    2. Following is from Rory Triscuit (I inadvertently clicked delete instead of publish): Ah, of course, Joseph sold his business in 1881, and died in 1895 so you won't likely find anything about him past 1881.

      Butte Daily Miner. Tuesday, September 23, 1879. Minor Items. "..Besides the interior improvements lately noted Mr. Dyer is putting in a glass front at his place of business, west Broadway"

      Joseph and his wife Jane can be found on the 1880 census in Butte. He is listed as confectioner, she as "works in shop".

      Butte Daily Miner. [page 3] Wednesday, August 24, 1881. Changes in Business. "Yesterday Mr. Joseph Dyer sold to Mrs. Kate M. Shodair the bakery and confectionery business carried on in the building adjoining the telegraph office, on West Broadway."

      Montana Butte Standard. July 4, 1939. "The first telegraph office in Butte was in the Largey home which stood on the northwest corner of Broadway and Idaho street."

      The only records I could find of them in phone directories are of Jane, his widow, who moved to Great Falls after his death in Belt in 1895.

      I tried to leave a second comment yesterday but it sadly wasn't going through. Basically, I'm pretty confused, too! *chuckles

      Perhaps what once was a telegraph office later became the Largey home? I see in your post on Telephones in 1880s Butte that the Rocky Mountain Bell Telephone Company shared an office with Western Union Telegraph at 260 Main, between Park and Broadway by 1884. Hmm. Perhaps I should be looking at Main and Broadway. Or perhaps there was another telegraph office in 1881 before those companies settled into a building on Main St?

      Thanks so much for your quick response! Given that you can't find Joseph in the 1885 and on volumes, I can now surmise that they moved to Belt or Great Falls before then.

    3. It's possible, I guess, that there was an early telegraph office in some home of the Largeys but I doubt if the Largey house at Idaho and B'way was built by then. I'll have to do some more checking - thanks!

    4. in 1885, Shodair's Ice Cream Parlor was at 12 W Broadway (i.e. just west of Main) which would be reasonable. Doesn't prove Dyer wasn't in his home at Idaho, but really there wasn't much as far west as Idaho st in 1879-81. Not impossible, just unusual and not likely IMO.

    5. Here's my other point of confusion: Was it actually at Broadway and Washington (I mean, obviously the above pictured house was at what is currently Broadway and Washington) or was its address at the time Broadway and Idaho? Was there a separate Largey house at Broadway and Idaho? The Largeys owned a lot of properties, of course, which may be adding to the confusion.

      Another site (http://www.helenahistory.org/telephone-history.htm) reports that Rocky Mountain Bell Telephone Company came to Butte in early 1882.
      So I guess it wasn't Rocky Mountain's building in 1881 to which Joseph's confectionery was attached. I'll dig around to see when Western Union arrived.

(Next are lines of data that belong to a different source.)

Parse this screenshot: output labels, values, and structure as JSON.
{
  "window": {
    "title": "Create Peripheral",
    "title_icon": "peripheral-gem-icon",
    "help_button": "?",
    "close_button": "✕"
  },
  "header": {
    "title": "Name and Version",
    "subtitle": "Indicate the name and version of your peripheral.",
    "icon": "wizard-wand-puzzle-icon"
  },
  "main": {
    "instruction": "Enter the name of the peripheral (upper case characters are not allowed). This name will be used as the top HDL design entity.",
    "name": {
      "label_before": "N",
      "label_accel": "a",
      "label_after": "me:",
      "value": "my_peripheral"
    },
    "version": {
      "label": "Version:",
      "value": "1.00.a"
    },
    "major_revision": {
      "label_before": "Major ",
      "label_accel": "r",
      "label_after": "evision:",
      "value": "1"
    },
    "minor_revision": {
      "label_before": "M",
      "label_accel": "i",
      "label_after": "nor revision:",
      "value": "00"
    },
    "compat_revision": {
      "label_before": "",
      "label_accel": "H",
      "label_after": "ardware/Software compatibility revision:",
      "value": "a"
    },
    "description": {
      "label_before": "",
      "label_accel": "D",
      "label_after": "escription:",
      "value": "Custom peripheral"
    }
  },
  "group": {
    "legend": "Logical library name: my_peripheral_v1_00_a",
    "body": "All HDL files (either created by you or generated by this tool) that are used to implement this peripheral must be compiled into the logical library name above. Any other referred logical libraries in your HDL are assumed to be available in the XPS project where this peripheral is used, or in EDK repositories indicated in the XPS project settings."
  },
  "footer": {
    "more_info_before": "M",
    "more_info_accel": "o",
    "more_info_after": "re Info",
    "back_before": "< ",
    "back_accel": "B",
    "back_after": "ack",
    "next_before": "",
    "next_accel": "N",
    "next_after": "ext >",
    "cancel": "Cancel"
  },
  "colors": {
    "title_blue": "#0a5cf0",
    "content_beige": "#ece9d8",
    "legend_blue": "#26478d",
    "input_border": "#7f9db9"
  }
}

      I look forward to seeing what you turn up! Thanks again. :)

    6. The 1885 directory has the Largey house at 200 W Broadway, which would be at Montana (note the one above, is not at Idaho St but at Washington, a block further west).

  2. Oh, thank you for that tidbit! I'd begun digging into Mrs. Shodair and had only found she'd invested in a few businesses and remarried in 1886.